## WORK REQUIRED
Below are some records; find each line that carries the word "text" and copy it.

## INPUT DATA

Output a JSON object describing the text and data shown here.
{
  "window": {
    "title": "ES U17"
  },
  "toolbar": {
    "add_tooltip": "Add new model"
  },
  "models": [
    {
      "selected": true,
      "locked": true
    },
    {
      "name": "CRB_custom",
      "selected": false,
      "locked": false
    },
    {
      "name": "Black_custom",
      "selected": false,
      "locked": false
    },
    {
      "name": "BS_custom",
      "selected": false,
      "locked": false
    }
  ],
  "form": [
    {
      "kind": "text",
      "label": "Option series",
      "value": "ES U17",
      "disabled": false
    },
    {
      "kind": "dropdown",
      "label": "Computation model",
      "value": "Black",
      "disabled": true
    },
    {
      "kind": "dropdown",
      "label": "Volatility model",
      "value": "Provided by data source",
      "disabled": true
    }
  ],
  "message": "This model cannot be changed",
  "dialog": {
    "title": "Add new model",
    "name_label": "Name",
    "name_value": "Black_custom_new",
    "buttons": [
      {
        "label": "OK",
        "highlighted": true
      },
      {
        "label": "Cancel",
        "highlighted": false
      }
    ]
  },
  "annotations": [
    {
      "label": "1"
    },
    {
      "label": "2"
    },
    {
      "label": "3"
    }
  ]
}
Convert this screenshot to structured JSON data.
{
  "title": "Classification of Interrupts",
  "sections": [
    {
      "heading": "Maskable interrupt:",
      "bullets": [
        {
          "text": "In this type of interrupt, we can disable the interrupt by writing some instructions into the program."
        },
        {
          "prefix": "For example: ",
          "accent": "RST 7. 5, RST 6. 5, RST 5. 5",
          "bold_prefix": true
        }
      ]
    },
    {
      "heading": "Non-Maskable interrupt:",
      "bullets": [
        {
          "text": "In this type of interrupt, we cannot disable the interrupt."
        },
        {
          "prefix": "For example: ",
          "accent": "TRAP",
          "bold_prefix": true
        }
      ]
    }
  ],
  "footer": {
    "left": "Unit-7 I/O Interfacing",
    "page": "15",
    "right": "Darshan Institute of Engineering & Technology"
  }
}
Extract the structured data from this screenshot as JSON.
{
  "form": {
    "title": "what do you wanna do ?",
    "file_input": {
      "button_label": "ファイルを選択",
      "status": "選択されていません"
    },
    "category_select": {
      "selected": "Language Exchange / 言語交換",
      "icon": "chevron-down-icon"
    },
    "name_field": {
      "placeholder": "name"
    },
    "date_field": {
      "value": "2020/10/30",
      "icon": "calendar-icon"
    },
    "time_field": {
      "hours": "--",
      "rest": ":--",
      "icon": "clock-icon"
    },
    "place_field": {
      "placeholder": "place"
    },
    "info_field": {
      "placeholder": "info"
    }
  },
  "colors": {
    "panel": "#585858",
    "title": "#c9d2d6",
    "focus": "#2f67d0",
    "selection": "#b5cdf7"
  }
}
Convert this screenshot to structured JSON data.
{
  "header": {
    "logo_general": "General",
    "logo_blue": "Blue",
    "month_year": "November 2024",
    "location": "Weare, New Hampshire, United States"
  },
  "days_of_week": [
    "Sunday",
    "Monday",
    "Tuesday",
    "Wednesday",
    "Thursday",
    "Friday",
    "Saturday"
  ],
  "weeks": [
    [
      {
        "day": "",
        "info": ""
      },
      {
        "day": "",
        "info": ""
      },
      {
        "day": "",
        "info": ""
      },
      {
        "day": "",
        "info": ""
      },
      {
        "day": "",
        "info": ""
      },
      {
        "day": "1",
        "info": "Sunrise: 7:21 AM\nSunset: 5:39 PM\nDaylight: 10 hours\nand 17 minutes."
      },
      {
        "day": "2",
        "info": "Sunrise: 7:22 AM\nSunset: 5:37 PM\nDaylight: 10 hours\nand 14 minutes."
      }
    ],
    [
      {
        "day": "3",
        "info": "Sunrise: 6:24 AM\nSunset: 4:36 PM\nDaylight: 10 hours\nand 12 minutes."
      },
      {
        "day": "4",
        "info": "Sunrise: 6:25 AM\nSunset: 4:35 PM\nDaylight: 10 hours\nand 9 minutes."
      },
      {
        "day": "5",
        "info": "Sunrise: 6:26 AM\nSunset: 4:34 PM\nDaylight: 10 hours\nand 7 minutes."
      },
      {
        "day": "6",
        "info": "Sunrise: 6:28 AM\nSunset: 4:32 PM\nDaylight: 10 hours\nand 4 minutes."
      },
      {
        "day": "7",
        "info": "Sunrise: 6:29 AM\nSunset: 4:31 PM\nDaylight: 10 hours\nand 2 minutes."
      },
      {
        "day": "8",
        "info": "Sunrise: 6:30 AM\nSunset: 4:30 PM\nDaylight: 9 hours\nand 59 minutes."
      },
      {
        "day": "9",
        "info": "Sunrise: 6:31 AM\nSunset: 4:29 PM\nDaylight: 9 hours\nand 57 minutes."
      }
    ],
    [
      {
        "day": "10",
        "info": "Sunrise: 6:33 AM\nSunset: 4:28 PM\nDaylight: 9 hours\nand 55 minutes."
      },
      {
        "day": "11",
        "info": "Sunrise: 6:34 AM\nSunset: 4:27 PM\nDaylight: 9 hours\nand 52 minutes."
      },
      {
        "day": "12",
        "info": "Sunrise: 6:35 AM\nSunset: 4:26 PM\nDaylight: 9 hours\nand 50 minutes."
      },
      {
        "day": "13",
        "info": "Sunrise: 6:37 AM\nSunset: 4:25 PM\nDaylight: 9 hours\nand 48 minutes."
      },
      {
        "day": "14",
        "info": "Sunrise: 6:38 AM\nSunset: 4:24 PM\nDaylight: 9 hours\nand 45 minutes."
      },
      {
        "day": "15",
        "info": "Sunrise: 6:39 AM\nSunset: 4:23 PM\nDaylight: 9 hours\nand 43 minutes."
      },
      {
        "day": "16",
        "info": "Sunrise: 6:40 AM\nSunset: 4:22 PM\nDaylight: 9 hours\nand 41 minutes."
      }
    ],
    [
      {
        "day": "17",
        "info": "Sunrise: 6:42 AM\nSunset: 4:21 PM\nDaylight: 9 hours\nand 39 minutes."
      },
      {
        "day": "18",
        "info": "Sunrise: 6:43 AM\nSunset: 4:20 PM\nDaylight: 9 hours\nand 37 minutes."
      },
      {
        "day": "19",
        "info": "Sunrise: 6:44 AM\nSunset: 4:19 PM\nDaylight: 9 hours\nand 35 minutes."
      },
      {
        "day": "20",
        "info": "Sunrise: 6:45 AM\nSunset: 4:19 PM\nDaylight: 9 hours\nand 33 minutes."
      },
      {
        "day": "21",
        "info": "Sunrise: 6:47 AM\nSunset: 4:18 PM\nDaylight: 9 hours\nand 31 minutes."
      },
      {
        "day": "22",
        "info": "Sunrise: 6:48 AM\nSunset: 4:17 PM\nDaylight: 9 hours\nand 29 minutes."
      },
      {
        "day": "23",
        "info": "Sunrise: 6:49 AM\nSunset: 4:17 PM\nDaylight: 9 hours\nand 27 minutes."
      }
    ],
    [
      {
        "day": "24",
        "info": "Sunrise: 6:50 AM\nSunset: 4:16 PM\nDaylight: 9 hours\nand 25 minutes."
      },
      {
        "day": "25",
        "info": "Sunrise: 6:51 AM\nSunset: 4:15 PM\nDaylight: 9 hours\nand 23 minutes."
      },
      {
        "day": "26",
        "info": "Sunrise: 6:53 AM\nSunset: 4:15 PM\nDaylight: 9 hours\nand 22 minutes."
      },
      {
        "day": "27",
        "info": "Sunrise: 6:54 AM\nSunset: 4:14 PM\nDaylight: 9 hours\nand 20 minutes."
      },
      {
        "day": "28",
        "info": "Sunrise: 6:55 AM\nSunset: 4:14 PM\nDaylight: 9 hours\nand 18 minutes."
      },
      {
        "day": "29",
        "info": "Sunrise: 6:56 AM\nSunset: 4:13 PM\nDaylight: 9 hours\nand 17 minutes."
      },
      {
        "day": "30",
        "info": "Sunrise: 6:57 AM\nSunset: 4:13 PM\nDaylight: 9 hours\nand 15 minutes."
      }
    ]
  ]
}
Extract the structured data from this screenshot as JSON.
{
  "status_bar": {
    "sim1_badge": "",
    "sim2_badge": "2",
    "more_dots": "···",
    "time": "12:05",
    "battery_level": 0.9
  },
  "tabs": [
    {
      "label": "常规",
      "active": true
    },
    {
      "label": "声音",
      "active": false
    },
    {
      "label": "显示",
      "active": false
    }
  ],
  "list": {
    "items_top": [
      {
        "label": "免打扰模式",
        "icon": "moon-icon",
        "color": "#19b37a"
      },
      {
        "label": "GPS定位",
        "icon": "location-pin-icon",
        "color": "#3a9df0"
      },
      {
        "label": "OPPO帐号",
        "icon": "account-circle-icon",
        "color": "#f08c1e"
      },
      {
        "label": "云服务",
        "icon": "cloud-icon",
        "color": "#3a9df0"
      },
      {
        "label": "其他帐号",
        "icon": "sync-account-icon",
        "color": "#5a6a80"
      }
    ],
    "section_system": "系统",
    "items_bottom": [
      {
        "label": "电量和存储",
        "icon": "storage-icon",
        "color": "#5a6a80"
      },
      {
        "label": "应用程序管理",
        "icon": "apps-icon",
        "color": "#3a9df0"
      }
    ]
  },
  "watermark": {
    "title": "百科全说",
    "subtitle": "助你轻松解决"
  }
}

## THE ANSWER
Output a JSON object describing the text and data shown here.
      "kind": "text",
          "text": "In this type of interrupt, we can disable the interrupt by writing some instructions into the program."
          "text": "In this type of interrupt, we cannot disable the interrupt."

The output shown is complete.